the offset would be -16, or 16 bytes backward since -8192 + 31 * 256 + 240 = -16. Also in this example, 65 bytes would be copied (CCCCCCCC + 1 where the value of the C bits is 64 ).
Two special cases occur when the three byte format is used and the third byte is either 0 or 1, and are described below.
End of Compression sequence
The end of the compressed data is indicated by a three byte data field corresponding to separate run-length encoding in which the third byte is 0.
Read Next Description sequence
Alternatively, if the third byte is 1 rather than 0 it indicates that the current description is to be discarded and a new one to be read.
One Final Example

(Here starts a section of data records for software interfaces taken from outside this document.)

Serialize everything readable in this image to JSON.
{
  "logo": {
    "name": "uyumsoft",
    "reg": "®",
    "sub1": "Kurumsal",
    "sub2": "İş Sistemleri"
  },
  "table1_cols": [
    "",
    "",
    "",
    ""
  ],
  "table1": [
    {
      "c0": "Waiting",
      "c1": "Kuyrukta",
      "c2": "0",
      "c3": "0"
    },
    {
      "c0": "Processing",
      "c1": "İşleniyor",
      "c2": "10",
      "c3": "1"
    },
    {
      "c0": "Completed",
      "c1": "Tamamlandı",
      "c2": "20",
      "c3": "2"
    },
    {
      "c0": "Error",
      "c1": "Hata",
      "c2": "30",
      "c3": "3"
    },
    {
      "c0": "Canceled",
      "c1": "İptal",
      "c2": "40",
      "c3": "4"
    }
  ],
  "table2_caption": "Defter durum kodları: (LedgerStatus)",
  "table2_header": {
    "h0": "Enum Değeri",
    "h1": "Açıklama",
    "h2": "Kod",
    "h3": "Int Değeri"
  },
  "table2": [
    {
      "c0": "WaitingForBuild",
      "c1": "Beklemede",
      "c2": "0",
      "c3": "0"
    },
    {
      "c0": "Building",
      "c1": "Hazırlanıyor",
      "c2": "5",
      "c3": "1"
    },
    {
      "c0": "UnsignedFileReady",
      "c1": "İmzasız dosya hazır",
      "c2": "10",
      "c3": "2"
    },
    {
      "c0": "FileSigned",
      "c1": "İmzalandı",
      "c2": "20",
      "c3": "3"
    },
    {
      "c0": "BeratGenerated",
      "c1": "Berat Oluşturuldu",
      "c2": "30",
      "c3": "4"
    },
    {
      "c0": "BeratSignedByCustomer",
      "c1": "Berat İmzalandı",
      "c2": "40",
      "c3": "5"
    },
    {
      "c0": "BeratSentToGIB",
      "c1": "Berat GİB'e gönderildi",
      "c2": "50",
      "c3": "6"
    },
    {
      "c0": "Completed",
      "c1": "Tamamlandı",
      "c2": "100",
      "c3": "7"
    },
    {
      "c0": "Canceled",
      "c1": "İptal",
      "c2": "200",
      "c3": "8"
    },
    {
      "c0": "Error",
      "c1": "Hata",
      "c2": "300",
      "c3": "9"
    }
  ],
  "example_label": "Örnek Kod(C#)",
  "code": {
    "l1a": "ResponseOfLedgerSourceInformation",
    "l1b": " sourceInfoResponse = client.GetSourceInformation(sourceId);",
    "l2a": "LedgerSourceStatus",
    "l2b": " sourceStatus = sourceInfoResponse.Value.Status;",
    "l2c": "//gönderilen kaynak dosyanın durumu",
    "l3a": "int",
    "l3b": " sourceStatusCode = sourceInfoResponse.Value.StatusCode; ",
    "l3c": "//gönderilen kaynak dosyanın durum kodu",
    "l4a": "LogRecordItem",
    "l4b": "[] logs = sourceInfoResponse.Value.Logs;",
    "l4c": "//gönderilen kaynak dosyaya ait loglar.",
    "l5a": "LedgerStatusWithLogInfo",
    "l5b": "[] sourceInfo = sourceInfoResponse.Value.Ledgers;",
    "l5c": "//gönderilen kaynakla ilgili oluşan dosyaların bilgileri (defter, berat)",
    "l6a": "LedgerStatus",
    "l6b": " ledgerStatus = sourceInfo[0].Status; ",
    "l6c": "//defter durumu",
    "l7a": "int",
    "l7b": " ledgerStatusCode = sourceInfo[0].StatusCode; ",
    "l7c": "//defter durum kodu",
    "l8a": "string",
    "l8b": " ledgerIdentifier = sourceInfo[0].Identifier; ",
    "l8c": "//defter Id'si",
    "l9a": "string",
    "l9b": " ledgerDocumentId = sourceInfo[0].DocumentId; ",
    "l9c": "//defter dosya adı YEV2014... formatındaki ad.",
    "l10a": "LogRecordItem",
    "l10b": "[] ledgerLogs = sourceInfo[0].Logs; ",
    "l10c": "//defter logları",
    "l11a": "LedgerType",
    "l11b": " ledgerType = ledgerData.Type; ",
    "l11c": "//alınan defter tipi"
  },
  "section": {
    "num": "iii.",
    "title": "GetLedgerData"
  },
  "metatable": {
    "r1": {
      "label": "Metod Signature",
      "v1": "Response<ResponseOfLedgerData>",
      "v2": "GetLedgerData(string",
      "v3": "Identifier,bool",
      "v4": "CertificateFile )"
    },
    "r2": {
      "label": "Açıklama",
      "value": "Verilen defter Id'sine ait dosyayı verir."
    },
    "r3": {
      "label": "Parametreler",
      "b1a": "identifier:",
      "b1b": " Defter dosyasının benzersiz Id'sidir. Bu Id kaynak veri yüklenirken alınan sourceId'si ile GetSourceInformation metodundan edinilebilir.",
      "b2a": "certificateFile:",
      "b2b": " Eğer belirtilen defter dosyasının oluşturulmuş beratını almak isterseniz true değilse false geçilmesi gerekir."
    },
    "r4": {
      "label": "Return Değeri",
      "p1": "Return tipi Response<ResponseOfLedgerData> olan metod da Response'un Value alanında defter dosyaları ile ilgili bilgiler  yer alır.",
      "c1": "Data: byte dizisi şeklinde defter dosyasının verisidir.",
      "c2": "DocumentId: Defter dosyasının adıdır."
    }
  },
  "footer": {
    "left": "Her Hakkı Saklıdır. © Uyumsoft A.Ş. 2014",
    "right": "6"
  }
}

Compressed Data: FF 3F 54 3B C4 44 54 33 33 5B 2D 5C 44 5C C4 C5 FC 15 FE C3 44 78 88 98 44 30 FF FF 00 F8 00 Decompression process: FF 3F translates to [1111 1111] [1111 1100] First 14 data bytes are uncompressed (1111 1111 1111 11) Output: 54 3B C4 44 54 33 33 5B 2D 5C 44 5C C4 C5 The next description (00) indicates inline RLE but more description data is needed, so the next description field is read: FC 15 translates to [0011 1111] [1010 1000] 2 bytes (00) are to be copied and the offset is -$100 + $FE = -2: Output: 54 3B C4 44 54 33 33 5B 2D 5C 44 5C C4 C5 C4 C5 The next 7 data bytes are uncompressed (11 1111 1) Output: 54 3B C4 44 54 33 33 5B 2D 5C 44 5C C4 C5 C4 C5 C3 44 78 88 98 44 30 The next description (01) indicates separate RLE. The corresponding data bytes (FF FF) translate to an offset of -8192 + 31 * 256 + 255 = -1 and a copy count of 7 + 2 = 9 (i.e. the last 1 output byte repeated for 9 output bytes). Output: 54 3B C4 44 54 33 33 5B 2D 5C 44 5C C4 C5 C4 C5 C3 44 78 88 98 44 30 30 30 30 30 30 30 30 30 30 The next description also indicates separate RLE. The three byte format is used and the third byte is 0, so the rest of the description field is ignored and the compression is complete. Output: 54 3B C4 44 54 33 33 5B 2D 5C 44 5C C4 C5 C4 C5 C3 44 78 88 98 44 30 30 30 30 30 30 30 30 30 30
Kosinski Moduled compression
Kosinski Moduled compression (KosM compression) is a variant of standard Kosinski compression, used by Sonic 3 & Knuckles. KosM compressed data starts off with a 2-byte header. The upper nibble is the total number of modules minus 1, and the lower three nibbles are the uncompressed size of the last module in bytes (all other modules have a fixed uncompressed size of $1000 bytes). As a result, the entire header word can be read as the total uncompressed size of the data. The only special case occurs when the header is $A000, in which case the game reads it as $8000. After the header are the actual modules. Each module can be read as standard Kosinski-compressed data, and is padded out to a size which is a multiple of $10 bytes.
KosM can be thought of as an archival format for multiple pieces of Kosinski-compressed data, and is used as an alternative to Nemesis compression for compressing art. The maximum uncompressed module size was kept as $1000 bytes because the intermediate RAM buffer to which the data is decompressed before being DMAed to VRAM has a size of $1000 bytes.